Danny Bhoy: ‘I should really include at least one place in , right?’

WASHINGTON DC, U.S

I’ve never been a fan of “government towns”. Whenever I tour a country the administration cities are never the best places to visit (sorry, Canberra). So, when I recently took a trip to DC, I wasn’t expecting to be bowled over. How wrong I was. It’s a seriously good place. I love me a bit of history and American politics, so I am a little biased, but it might be the most beautifully presented city in the world. All the major landmarks are within walking distance, and at night seeing all the monuments lit up is a beguiling experience. I found myself walking around humming The Star-Spangled Banner. It’s that good.

GALWAY, IRELAND

During my early years in comedy, there was one gig I used to absolutely love doing. It was on a Sunday night in Galway. They used to have a direct flight out of Edinburgh on the Saturday and back on the Monday. Galway is quite a small city on the west coast of Ireland, but it is ridiculously friendly. It never felt like a gig which was important for my career, it was just a lot of fun.

KYNETON, VICTORIA

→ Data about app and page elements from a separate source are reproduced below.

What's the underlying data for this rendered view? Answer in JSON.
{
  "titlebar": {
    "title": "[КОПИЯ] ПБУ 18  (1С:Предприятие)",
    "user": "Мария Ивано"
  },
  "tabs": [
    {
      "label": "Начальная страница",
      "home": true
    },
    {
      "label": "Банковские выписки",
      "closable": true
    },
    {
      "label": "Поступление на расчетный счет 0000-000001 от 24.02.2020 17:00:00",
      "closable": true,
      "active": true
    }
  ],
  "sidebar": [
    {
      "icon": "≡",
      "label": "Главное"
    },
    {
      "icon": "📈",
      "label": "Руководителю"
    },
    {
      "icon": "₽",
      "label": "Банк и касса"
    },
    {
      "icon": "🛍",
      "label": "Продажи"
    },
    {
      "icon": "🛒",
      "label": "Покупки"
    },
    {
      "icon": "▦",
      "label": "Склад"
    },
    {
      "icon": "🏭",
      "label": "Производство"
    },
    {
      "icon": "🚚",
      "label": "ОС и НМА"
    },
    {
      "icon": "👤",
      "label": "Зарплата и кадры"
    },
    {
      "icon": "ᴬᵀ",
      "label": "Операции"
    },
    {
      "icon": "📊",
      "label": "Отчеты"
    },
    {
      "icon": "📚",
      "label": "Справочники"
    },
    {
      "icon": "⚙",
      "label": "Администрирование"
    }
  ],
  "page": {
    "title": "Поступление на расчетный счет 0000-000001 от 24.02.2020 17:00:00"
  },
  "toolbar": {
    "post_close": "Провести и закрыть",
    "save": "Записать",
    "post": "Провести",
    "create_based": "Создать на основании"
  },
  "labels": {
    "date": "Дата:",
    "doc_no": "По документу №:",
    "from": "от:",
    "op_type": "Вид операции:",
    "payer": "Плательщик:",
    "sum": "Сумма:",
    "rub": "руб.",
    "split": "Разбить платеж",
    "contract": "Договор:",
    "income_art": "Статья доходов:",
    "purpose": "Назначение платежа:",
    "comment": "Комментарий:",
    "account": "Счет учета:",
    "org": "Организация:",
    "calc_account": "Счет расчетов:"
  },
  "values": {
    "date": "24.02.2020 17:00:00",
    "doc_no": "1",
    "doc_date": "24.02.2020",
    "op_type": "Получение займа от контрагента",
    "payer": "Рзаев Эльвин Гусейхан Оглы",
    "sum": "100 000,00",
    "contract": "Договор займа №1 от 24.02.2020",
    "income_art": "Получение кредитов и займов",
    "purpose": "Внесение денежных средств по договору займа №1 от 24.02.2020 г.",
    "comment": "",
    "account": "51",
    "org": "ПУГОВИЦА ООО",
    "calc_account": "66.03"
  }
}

I should really include at least one place in , right? Back in 2007, I did my first proper tour of . It was a long tour, and I remember getting to the point where I really wanted to quit. My tour manager sensed I was feeling the strain, and after a show in the quaint regional Victoria town of Kyneton we drove to a winery just outside it for a night off. I remember, sitting out on a veranda, sipping a lovely red wine while the sun set over the Macedon Ranges. I felt a stillness and calm serenity that was worth a week off in one of those aggressively relaxing “spa resort” places. I haven’t been back, because I don’t want that memory to ever change in my mind.

LONDON, UK

London will seem like quite an obvious choice to many people reading this. It will seem just as surprising to others. That’s why I love London so much, it brings out so many conflicting memories. It was the place where I learned my craft, and also the place where I had some of my toughest gigs. It was the place where I once slept in a bus shelter, and also the place where I have dined with some of the finest comedians in the world. It’s a magical, tragic and frenetic place. I could sit and talk about London for hours, which I can’t really say about anywhere else I’ve been.

SEVILLE, SPAIN

My visit to Seville was a spontaneous one last year. I was having a period of writer’s block which is typically fuelled by a lack of inspiration coupled with a palpable depression. I felt like I had forgotten how to even think about comedy, it was deep and worrying. I spent a long weekend in Seville wandering around cobbled streets and eating incredible tapas food in small bars. The Spanish have such a wonderful simple and optimistic approach to life, that it taught me to slow down, and not to force creativity, but just to let it happen.

Danny Bhoy returns to with his new show Please Untick This Box, Sydney only. Shows are at the Sydney Opera House October 25 and State Theatre, October 26, 27 and 28. See ticketmaster上海龙凤论坛m.au.